Image: Microsoft

Artificial intelligence won't steal your job — but it could help you prove all the haters in your life wrong, according to the big-budget ad Microsoft ran during Sunday's Super Bowl.

Why it matters: The 60-second spot tries to reframe AI for the general population, presenting it not as a scary unknown novelty but a way to help people achieve their personal and professional dreams, Axios' Scott Rosenberg writes.

Catch up quick: The ad for Microsoft's AI Copilot rolls out a parade of people who list their thwarted ambitions.

  • "They say I will never open my own business" ... "get my degree" ... "make my movie" ... "build something" ... "They say I'm too old to learn something new" ... "too young to change the world."
  • That's the first 30 seconds. In the second half, we see each dream brought to life — thanks to timely creative and organizational help from Microsoft's Copilot AI bot, which responds to each user's inquiry: "Yes, I can help you."

The big picture: Microsoft wants the world to see the AI it is spending billions on as a boon to our humanity.

The other side: The ad touts how Copilot can provide tutorials, designs and code.

  • But it leaves out all the actual human tutors, graphic designers and programmers whose labor is being bypassed — and whose know-how was slurped up by AI models without consent or compensation.

Of note: Surveys show Americans evenly divided over whether they think AI will help or hurt them.

Go deeper: Microsoft's game-changing Super Bowl ad

3. Morning Buzz: Alaska strike vote

Illustration: Allie Carl/Axios

✈️ Alaska Airlines flight attendants voted to authorize a strike, meaning that a strike could happen if airline management does not "agree to significant improvements" that workers are demanding. (KGW)

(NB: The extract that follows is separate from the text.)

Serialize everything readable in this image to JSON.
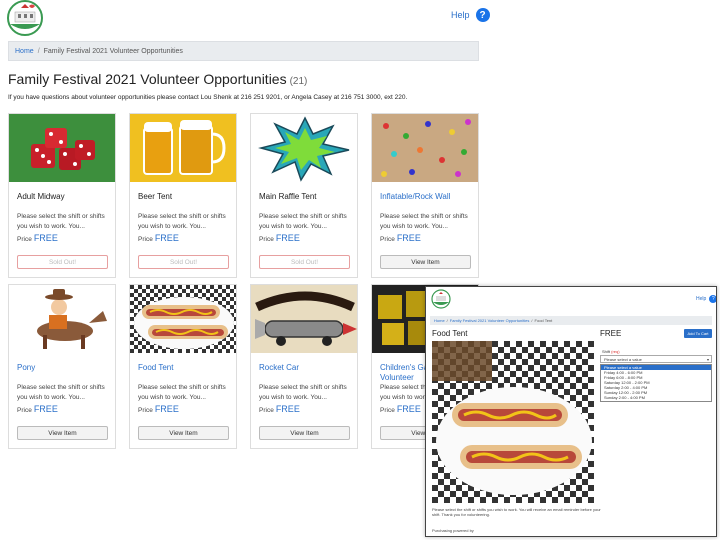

👁️ A proposal in Washington's Legislature would let businesses use an eye scan, palm print or other biometric identification checks to determine whether someone is old enough to buy alcohol. (Washington State Standard)

🗳️ A ballot measure to raise the minimum wage in Renton to about $19 an hour was leading in early returns from Tuesday's special election. (Seattle Times)

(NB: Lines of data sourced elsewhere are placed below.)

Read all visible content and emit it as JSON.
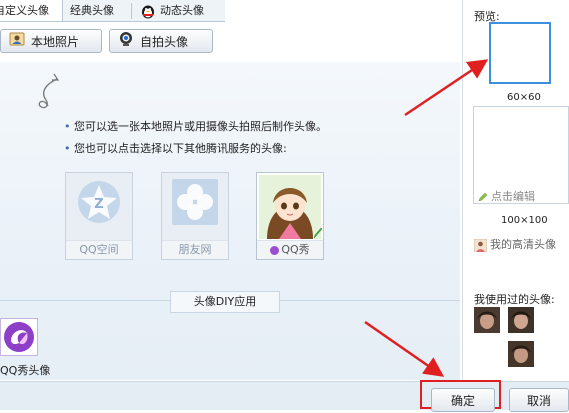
{
  "tabs": [
    {
      "label": "自定义头像",
      "active": true
    },
    {
      "label": "经典头像",
      "active": false
    },
    {
      "label": "动态头像",
      "active": false,
      "icon": "penguin-icon"
    }
  ],
  "toolbar": {
    "local_photo_label": "本地照片",
    "selfie_label": "自拍头像"
  },
  "instructions": [
    "您可以选一张本地照片或用摄像头拍照后制作头像。",
    "您也可以点击选择以下其他腾讯服务的头像:"
  ],
  "services": [
    {
      "label": "QQ空间",
      "icon": "qzone-star-icon"
    },
    {
      "label": "朋友网",
      "icon": "clover-icon"
    },
    {
      "label": "QQ秀",
      "icon": "qqshow-girl-avatar"
    }
  ],
  "diy_label": "头像DIY应用",
  "qqshow_avatar_label": "QQ秀头像",
  "preview": {
    "title": "预览:",
    "small_size": "60×60",
    "large_size": "100×100",
    "edit_label": "点击编辑",
    "hd_label": "我的高清头像",
    "used_label": "我使用过的头像:"
  },
  "buttons": {
    "ok": "确定",
    "cancel": "取消"
  },
  "colors": {
    "accent": "#3d8fe0",
    "annotation_red": "#e02020"
  }
}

4. Charted: Our sports bar shortage

Sports bars per capita by metro area
Data: Yelp; Note: Among 112 metro areas with at least 500K residents; Chart: Axios Visuals

It likely was harder for Seattleites to find a sports bar where they could watch Sunday's game than it was for fans in, say, Milwaukee or Madison.

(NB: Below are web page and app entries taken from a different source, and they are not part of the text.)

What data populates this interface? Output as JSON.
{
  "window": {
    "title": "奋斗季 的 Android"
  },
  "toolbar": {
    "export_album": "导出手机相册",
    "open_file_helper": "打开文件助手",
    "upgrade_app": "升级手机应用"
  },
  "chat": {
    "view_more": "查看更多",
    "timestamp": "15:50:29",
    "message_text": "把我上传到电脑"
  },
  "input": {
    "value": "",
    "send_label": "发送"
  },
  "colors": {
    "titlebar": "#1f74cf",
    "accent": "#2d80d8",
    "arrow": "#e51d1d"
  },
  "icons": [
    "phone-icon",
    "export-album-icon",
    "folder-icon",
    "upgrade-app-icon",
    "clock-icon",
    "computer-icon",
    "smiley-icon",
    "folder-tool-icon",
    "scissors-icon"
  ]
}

By the numbers: The Seattle area has a lower ratio of sports bars to residents than many other U.S. cities, according to data from the online restaurant review platform Yelp.

  • As of early last week, the Seattle area had 6.8 establishments labeled as "sports bars" on Yelp per 100,000 residents, compared to 7.3 for the 112 cities studied.

👂 You tell us: What are the best sports bars in Seattle? Hit reply to share your top spot and what makes it great.

  • We'll compile a list of readers' favorite Seattle sports bars soon.

♥️ Melissa is still amused by the barista who suggested yesterday she doesn't have to get her husband anything for Valentine's Day, on account of her "growing a human for him."

  • She'll still probably pick him up a cute tiny cake and whiskey.

💤 Clarridge will be back in a day or two, after sleeping off the jet lag from her epic India trip.

This newsletter was edited by Emma Hurt and copy edited by Egan Millard.